To our surprise, the door jam was left in great shape. We also found the original door in the basement; perfect match!

Matt Heaney confirming the door fits! Nearly all of the doors and windows in the house are different sizes.
A new perspective emerges seeing the beautiful library window from the bathroom.
The library only had one entrance and always felt a bit disconnected from the rest of the house. Space flows much better with the door-way opened up.

What’s next? The final effort of this room is waiting on the following:

  • When we removed the walled-off doorway, we introduced a new problem: We don’t have enough original casing moulding to surround the door. We had the moulding custom milled in St. Louis. It’s now complete and ready for pick up.
  • The library originally had a marble fireplace. We have a hand-carved marble fireplace mantel surround coming in from New York scheduled to arrive this week. It took Alexandria months to make a decision, and it’s beautiful!
  • The transom above the door we opened up was originally stained glass, and we are working on having a replacement reproduced.
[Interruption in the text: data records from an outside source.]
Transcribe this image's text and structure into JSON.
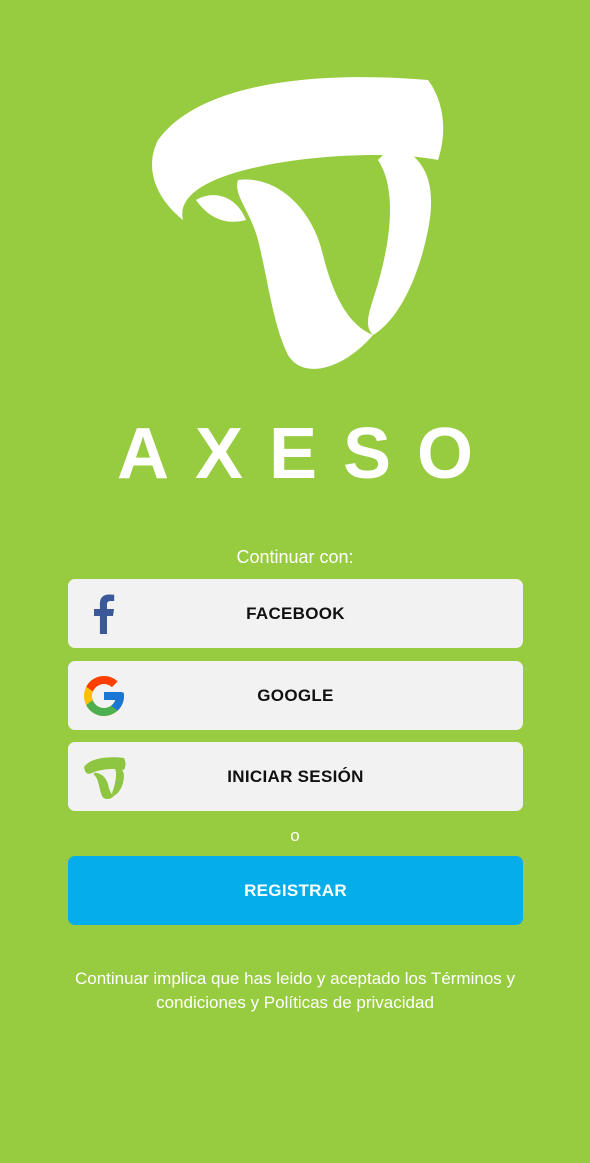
{
  "brand": {
    "name": "AXESO",
    "logo_icon": "axeso-logo-icon"
  },
  "auth": {
    "continue_label": "Continuar con:",
    "facebook_label": "FACEBOOK",
    "google_label": "GOOGLE",
    "login_label": "INICIAR SESIÓN",
    "or_label": "o",
    "register_label": "REGISTRAR"
  },
  "legal": {
    "terms_text": "Continuar implica que has leido y aceptado los Términos y condiciones y Políticas de privacidad"
  },
  "colors": {
    "background": "#97cb40",
    "button_bg": "#f2f2f2",
    "register_bg": "#05aeea",
    "text_light": "#ffffff",
    "facebook_blue": "#3b5998"
  }
}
It’s an interesting architectural element given that the transom “goes nowhere” but is there for consistency. We found that power was run to light the transom.

While our primary focus for 2020 has been on the exterior, we are excited about the progress of restoring our first room. We’re planning on posting updates on the victorian porch soon, so keep an eye out!

Thank you for reading,

Michael and Alexandria Morgan


Restoring the Library – Part 1

When a house is used as a bed and breakfast for several decades, there are many remnants left behind. One such remnant is the second kitchen used for guest meals. We knew this space deserved more and decided it was the ideal candidate for the first room to undergo a full restoration.

The second kitchen before careful extraction.

The appliances and cabinets were in good condition, and fortunately, we were able to find a family that could take it all off our hands. My father-in-law was in town visiting from Florida, and together, we carefully dismantled the kitchen.

When we moved the cabinet holding the kitchen sink, we were delighted to see the original wood molding. Several pieces of trim were removed in order to install the cabinets. Lucky enough, we found nearly all of the missing trim piled together in a crawl space under the house.

Excited to uncover the original wood molding!

The library is an impressive little space. It is one of the rare areas with a builtin, has one of the largest windows in the house, and, for its size, originally had a fireplace. We also discovered a door had been walled off leading into the bathroom.

The next step in restoring the library is carefully pulling up the new flooring with the goal is restoring the original wood underneath, along with installing the original wood trim and opening up the door to the bathroom. Stay tuned!

The library after the second kitchen was removed.
Trim with original handmade nails intact, with a near-perfect match!

Let there be light!

We heard it had been a long time since the front lamp shined bright, and now it shines again! We discovered that a portion of the electricity to the front of the house was cut (likely many years ago). It wasn’t until removing drywall in the basement that we came across the old junction box that provided power to not only the front lamp post but also the porch light and a portion of the outlets in the lady’s parlor.